* **What is needed**:
Among the lines of the records below, count those with the word "Living". Reply with that number alone.

○ ○ ○ ○ ○ ○ ○

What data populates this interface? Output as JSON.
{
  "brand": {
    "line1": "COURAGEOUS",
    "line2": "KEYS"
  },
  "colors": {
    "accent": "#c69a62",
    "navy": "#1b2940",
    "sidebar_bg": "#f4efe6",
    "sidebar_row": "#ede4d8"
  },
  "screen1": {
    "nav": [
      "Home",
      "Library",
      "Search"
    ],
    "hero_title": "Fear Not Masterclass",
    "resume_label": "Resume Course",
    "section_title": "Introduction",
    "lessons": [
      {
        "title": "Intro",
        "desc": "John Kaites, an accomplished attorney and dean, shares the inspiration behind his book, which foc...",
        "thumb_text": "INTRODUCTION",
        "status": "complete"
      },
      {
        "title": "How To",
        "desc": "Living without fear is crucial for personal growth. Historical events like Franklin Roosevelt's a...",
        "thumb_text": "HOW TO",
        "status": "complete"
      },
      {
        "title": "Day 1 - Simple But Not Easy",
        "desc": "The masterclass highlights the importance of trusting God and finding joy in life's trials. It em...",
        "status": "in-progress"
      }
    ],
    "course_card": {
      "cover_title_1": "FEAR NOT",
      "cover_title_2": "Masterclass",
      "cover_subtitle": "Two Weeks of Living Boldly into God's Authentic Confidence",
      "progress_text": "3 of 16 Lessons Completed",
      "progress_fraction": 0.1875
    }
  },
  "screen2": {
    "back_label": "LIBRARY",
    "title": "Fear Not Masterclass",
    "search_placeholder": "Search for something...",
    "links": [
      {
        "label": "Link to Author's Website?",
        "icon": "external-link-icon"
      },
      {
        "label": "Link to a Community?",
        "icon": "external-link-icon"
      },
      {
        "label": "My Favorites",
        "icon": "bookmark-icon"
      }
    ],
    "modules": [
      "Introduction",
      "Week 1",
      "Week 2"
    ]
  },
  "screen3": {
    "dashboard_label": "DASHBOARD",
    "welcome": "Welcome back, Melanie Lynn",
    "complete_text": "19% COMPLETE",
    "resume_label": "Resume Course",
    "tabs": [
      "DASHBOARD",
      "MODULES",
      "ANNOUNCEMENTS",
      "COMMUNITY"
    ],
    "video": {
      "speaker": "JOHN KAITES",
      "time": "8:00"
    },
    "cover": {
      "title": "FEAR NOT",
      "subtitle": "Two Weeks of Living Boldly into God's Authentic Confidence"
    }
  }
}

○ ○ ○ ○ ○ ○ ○

* **Task result**:
3